As a result of McConnell’s strong-arm tactics, Browning argued, it will now be impossible for a president to make significant judicial appointments — including to the Supreme Court — unless the Senate is led by the same party. This dynamic will push the country toward greater dysfunction.

He continued:

ADVERTISEMENT

Whatever secret reservations McConnell and other traditional Republican leaders have about Trump’s character, governing style, and possible criminality, they openly rejoice in the payoff they have received from their alliance with him and his base: huge tax cuts for the wealthy, financial and environmental deregulation, the nominations of two conservative Supreme Court justices (so far) and a host of other conservative judicial appointments, and a significant reduction in government-sponsored health care (though not yet the total abolition of Obamacare they hope for). Like Hitler’s conservative allies, McConnell and the Republicans have prided themselves on the early returns on their investment in Trump. The combination of Trump’s abasement before Putin in Helsinki, the shameful separation of families at the border in complete disregard of US asylum law (to say nothing of basic humanitarian principles and the GOP’s relentless claim to be the defender of “family values”), and most recently Michael Cohen’s implication of Trump in criminal violations of campaign finance laws has not shaken the fealty of the Republican old guard, so there is little indication that even an explosive and incriminating report from Special Counsel Robert Mueller will rupture the alliance.

Most ominously, Browning warns that the detrimental effects of figures like McConnell and Trump will last for a long time. However long they stay in power, they will eventually leave — but the damage done to democracy and American institutions may persist for generations.


Report typos and corrections to: [email protected]. Send news tips to: [email protected].
READ COMMENTS - JOIN THE DISCUSSION
Continue Reading

Breaking Banner

FLASHBACK: Jeffrey Epstein accuser revealed there are tapes of famous men with underage girls

Published

on

A 2015 report is resurfacing on Raw Story as the Jeffrey Epstein trial begins and Washington and New York men fear being outed.

It appears that a series of QAnon Facebook groups and pro-Trump groups were the ones responsible for posting the story.

Continue Reading

Breaking Banner

Fox News is so obsessed with Ocasio-Cortez they said her name three times as much as CNN or MSNBC

Published

on

It's clear that Fox News and other right-wing reporters are trying to create boogymen in Alexandria Ocasio-Cortez.

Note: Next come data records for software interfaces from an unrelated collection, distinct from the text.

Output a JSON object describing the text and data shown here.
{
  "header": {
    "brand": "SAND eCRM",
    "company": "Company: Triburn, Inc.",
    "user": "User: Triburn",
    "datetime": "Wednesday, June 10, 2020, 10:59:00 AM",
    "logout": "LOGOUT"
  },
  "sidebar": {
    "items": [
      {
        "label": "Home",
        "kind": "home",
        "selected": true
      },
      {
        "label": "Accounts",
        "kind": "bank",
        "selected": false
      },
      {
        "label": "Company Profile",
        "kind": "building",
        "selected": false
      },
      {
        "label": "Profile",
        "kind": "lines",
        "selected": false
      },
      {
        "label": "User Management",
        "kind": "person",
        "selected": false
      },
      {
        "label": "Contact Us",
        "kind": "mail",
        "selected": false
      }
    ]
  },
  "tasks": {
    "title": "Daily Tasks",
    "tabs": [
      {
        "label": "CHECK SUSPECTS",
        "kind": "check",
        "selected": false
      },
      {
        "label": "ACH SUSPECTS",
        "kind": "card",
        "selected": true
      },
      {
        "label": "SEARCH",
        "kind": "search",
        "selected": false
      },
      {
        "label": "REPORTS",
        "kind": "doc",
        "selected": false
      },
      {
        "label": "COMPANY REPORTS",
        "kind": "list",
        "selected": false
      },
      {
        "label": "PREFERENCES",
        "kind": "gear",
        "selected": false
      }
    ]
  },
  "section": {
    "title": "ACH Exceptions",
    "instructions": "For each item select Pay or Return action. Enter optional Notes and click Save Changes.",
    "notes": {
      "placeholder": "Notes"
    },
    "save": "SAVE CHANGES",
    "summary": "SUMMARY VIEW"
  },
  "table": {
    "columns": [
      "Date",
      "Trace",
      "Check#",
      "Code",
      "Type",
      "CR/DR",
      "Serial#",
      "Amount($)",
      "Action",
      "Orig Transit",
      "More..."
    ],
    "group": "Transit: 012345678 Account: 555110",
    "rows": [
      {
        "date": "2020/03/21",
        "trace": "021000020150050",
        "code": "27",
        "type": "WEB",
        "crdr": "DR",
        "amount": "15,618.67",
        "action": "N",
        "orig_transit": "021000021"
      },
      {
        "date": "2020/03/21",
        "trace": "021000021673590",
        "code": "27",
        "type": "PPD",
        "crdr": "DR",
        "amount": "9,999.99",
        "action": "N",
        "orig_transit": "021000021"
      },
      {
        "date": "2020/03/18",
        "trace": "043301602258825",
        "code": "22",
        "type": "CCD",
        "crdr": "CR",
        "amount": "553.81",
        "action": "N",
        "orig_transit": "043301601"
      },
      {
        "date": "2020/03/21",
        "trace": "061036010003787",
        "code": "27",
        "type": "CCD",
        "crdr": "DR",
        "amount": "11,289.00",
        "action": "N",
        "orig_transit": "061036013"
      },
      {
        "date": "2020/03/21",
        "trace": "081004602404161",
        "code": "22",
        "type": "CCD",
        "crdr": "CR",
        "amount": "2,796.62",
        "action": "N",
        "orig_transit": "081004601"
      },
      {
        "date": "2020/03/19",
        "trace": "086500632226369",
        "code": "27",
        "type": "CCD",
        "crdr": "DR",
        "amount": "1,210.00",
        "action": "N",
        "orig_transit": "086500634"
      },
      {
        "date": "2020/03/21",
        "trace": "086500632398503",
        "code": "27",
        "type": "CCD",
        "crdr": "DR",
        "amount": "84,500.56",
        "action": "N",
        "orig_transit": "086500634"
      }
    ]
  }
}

A new analysis by CNN media reporter Brian Stelter, revealed that the conservative network has said Ocasio-Cortez's name more than CNN and MSNBC combined.

"First, Ocasio-Cortez and her "Squad" mate Ilhan Omar have been talked about a lot more on Fox than on other cable news channels this year," Stelter wrote. "Second, the freshmen have been getting more attention on cable than seasoned leaders of the Democratic Party."

Continue Reading
 

Breaking Banner

Congress should ask Mueller these specific questions about Trump’s involvement with Russia: Conservative columnist

Published

on

Conservative Never-Trump columnist Jennifer Rubin outlined the essential questions that Democrats should ask special counsel Robert Mueller in an op-ed for the Washington Post.

"Rather than engage in the normal scattershot questioning punctuated by speechifying, the House Judiciary Committee should assign its able attorney Norman Eisen to conduct the questioning," proposed Rubin. "Members could then follow up with additional questions.'

One question she proposed asking: "Mr. Mueller, the attorney general said you did not find 'collusion.' However, you did not look for collusion. Please explain what you looked for and how that differs from [Attorney General William] Barr’s assertion that you essentially cleared President Trump of collusion?"

Continue Reading
 
 
 

Copyright © 2019 Raw Story Media, Inc. PO Box 21050, Washington, D.C. 20009 | Masthead | Privacy Policy | For corrections or concerns, please email [email protected]

Join Me. Try Raw Story Investigates for $1. Invest in Journalism. Escape Ads.
close-image